## REQUIRED WORK
Set down the full listing exactly, character for character.

## RECORDS PROVIDED
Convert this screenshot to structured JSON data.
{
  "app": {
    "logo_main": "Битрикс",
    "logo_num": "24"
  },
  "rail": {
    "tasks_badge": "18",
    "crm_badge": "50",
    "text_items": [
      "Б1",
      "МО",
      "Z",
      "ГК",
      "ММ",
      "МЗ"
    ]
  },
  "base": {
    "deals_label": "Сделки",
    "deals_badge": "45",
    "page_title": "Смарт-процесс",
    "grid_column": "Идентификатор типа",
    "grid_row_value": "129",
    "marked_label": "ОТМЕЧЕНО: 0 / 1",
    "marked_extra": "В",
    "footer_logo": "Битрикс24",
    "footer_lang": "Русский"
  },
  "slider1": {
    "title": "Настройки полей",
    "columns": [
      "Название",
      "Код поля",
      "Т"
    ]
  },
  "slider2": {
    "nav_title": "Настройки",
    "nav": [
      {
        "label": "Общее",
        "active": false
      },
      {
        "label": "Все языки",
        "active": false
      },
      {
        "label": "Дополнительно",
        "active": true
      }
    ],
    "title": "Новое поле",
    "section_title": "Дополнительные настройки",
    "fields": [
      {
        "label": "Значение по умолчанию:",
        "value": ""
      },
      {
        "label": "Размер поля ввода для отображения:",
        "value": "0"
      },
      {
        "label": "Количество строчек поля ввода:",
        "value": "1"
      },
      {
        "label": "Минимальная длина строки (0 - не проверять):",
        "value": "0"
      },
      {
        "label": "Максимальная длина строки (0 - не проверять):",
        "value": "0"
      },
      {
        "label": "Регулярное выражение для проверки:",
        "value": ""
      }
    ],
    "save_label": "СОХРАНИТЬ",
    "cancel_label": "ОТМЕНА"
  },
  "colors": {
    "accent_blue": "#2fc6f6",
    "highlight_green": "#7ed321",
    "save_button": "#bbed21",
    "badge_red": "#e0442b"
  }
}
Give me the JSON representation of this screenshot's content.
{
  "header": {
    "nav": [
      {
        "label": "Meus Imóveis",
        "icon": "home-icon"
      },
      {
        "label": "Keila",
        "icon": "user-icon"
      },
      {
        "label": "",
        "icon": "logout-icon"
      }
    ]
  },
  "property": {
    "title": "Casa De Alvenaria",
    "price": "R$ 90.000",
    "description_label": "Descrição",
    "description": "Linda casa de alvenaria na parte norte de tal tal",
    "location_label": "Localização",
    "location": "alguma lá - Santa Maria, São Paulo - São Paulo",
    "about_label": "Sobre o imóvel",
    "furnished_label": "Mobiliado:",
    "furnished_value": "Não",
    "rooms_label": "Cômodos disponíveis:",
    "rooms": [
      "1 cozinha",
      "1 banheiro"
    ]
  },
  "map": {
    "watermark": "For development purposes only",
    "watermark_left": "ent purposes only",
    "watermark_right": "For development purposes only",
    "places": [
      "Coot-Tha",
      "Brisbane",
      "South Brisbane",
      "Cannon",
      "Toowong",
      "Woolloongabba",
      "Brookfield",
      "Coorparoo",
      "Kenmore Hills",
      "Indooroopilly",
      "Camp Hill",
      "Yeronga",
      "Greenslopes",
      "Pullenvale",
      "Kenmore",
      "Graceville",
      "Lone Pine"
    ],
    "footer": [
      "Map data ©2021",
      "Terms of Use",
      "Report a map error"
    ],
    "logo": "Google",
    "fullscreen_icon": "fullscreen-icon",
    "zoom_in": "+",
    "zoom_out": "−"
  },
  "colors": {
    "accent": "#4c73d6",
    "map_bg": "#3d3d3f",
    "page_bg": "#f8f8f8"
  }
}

## ANSWER TO THIS TASK
Convert this screenshot to structured JSON data.
{
  "app": {
    "logo_main": "Битрикс",
    "logo_num": "24"
  },
  "rail": {
    "tasks_badge": "18",
    "crm_badge": "50",
    "text_items": [
      "Б1",
      "МО",
      "Z",
      "ГК",
      "ММ",
      "МЗ"
    ]
  },
  "base": {
    "deals_label": "Сделки",
    "deals_badge": "45",
    "page_title": "Смарт-процесс",
    "grid_column": "Идентификатор типа",
    "grid_row_value": "129",
    "marked_label": "ОТМЕЧЕНО: 0 / 1",
    "marked_extra": "В",
    "footer_logo": "Битрикс24",
    "footer_lang": "Русский"
  },
  "slider1": {
    "title": "Настройки полей",
    "columns": [
      "Название",
      "Код поля",
      "Т"
    ]
  },
  "slider2": {
    "nav_title": "Настройки",
    "nav": [
      {
        "label": "Общее",
        "active": false
      },
      {
        "label": "Все языки",
        "active": false
      },
      {
        "label": "Дополнительно",
        "active": true
      }
    ],
    "title": "Новое поле",
    "section_title": "Дополнительные настройки",
    "fields": [
      {
        "label": "Значение по умолчанию:",
        "value": ""
      },
      {
        "label": "Размер поля ввода для отображения:",
        "value": "0"
      },
      {
        "label": "Количество строчек поля ввода:",
        "value": "1"
      },
      {
        "label": "Минимальная длина строки (0 - не проверять):",
        "value": "0"
      },
      {
        "label": "Максимальная длина строки (0 - не проверять):",
        "value": "0"
      },
      {
        "label": "Регулярное выражение для проверки:",
        "value": ""
      }
    ],
    "save_label": "СОХРАНИТЬ",
    "cancel_label": "ОТМЕНА"
  },
  "colors": {
    "accent_blue": "#2fc6f6",
    "highlight_green": "#7ed321",
    "save_button": "#bbed21",
    "badge_red": "#e0442b"
  }
}
Give me the JSON representation of this screenshot's content.
{
  "header": {
    "nav": [
      {
        "label": "Meus Imóveis",
        "icon": "home-icon"
      },
      {
        "label": "Keila",
        "icon": "user-icon"
      },
      {
        "label": "",
        "icon": "logout-icon"
      }
    ]
  },
  "property": {
    "title": "Casa De Alvenaria",
    "price": "R$ 90.000",
    "description_label": "Descrição",
    "description": "Linda casa de alvenaria na parte norte de tal tal",
    "location_label": "Localização",
    "location": "alguma lá - Santa Maria, São Paulo - São Paulo",
    "about_label": "Sobre o imóvel",
    "furnished_label": "Mobiliado:",
    "furnished_value": "Não",
    "rooms_label": "Cômodos disponíveis:",
    "rooms": [
      "1 cozinha",
      "1 banheiro"
    ]
  },
  "map": {
    "watermark": "For development purposes only",
    "watermark_left": "ent purposes only",
    "watermark_right": "For development purposes only",
    "places": [
      "Coot-Tha",
      "Brisbane",
      "South Brisbane",
      "Cannon",
      "Toowong",
      "Woolloongabba",
      "Brookfield",
      "Coorparoo",
      "Kenmore Hills",
      "Indooroopilly",
      "Camp Hill",
      "Yeronga",
      "Greenslopes",
      "Pullenvale",
      "Kenmore",
      "Graceville",
      "Lone Pine"
    ],
    "footer": [
      "Map data ©2021",
      "Terms of Use",
      "Report a map error"
    ],
    "logo": "Google",
    "fullscreen_icon": "fullscreen-icon",
    "zoom_in": "+",
    "zoom_out": "−"
  },
  "colors": {
    "accent": "#4c73d6",
    "map_bg": "#3d3d3f",
    "page_bg": "#f8f8f8"
  }
}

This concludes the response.